  • Thesaurus
Please submit a word or phrase above.
Print this page

Print this page

Why can't I print more than one page at a time?

Full screen
/ 212

matching results for page

Cited passage

Style
Citations are available only to our active members.
Sign up now to cite pages or passages in MLA, APA and Chicago citation styles.

"Portraying himself as an honest, ordinary person helped Lincoln identify with his audiences." (Einhorn, 1992, p. 25).

"Portraying himself as an honest, ordinary person helped Lincoln identify with his audiences." (Einhorn 25)

"Portraying himself as an honest, ordinary person helped Lincoln identify with his audiences."1

1. Lois J. Einhorn, Abraham Lincoln, the Orator: Penetrating the Lincoln Legend (Westport, CT: Greenwood Press, 1992), 25, http://www.questia.com/read/27419298.

Cited passage

Welcome to the new Questia Reader

The Questia Reader has been updated to provide you with an even better online reading experience.  It is now 100% Responsive, which means you can read our books and articles on any sized device you wish.  All of your favorite tools like notes, highlights, and citations are still here, but the way you select text has been updated to be easier to use, especially on touchscreen devices.  Here's how:
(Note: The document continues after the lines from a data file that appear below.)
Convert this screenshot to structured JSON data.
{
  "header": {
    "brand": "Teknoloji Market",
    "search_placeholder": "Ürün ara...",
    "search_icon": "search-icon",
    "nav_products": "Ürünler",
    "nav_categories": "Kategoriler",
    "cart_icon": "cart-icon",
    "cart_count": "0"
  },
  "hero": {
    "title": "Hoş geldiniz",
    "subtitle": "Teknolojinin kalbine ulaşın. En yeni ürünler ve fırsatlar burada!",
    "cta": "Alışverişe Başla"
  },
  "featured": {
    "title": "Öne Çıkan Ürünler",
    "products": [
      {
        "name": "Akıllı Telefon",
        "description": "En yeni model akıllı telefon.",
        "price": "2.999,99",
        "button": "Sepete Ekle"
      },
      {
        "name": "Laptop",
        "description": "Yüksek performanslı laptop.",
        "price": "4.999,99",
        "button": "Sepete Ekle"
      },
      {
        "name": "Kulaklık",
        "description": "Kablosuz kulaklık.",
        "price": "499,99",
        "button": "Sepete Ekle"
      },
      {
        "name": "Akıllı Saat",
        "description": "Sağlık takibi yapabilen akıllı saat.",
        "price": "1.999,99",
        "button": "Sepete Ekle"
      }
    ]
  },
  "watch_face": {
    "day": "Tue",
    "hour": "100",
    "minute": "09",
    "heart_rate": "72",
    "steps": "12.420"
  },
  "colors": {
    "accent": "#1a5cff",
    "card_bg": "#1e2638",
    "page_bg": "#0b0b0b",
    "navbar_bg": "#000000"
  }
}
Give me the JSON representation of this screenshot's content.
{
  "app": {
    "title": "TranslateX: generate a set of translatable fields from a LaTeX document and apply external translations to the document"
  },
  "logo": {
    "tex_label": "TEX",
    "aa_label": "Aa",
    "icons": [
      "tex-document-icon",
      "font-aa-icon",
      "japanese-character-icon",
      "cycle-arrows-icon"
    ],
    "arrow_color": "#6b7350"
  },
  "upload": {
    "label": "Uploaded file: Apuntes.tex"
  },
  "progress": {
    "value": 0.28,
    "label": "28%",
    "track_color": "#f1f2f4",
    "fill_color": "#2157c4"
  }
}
1. Click or tap the first word you want to select.
2. Click or tap the last word you want to select.

OK, got it!

Thanks for trying Questia!

Please continue trying out our research tools, but please note, full functionality is available only to our active members.

Your work will be lost once you leave this Web page.

For full access in an ad-free environment, sign up now for a FREE, 1-day trial.

Already a member? Log in now.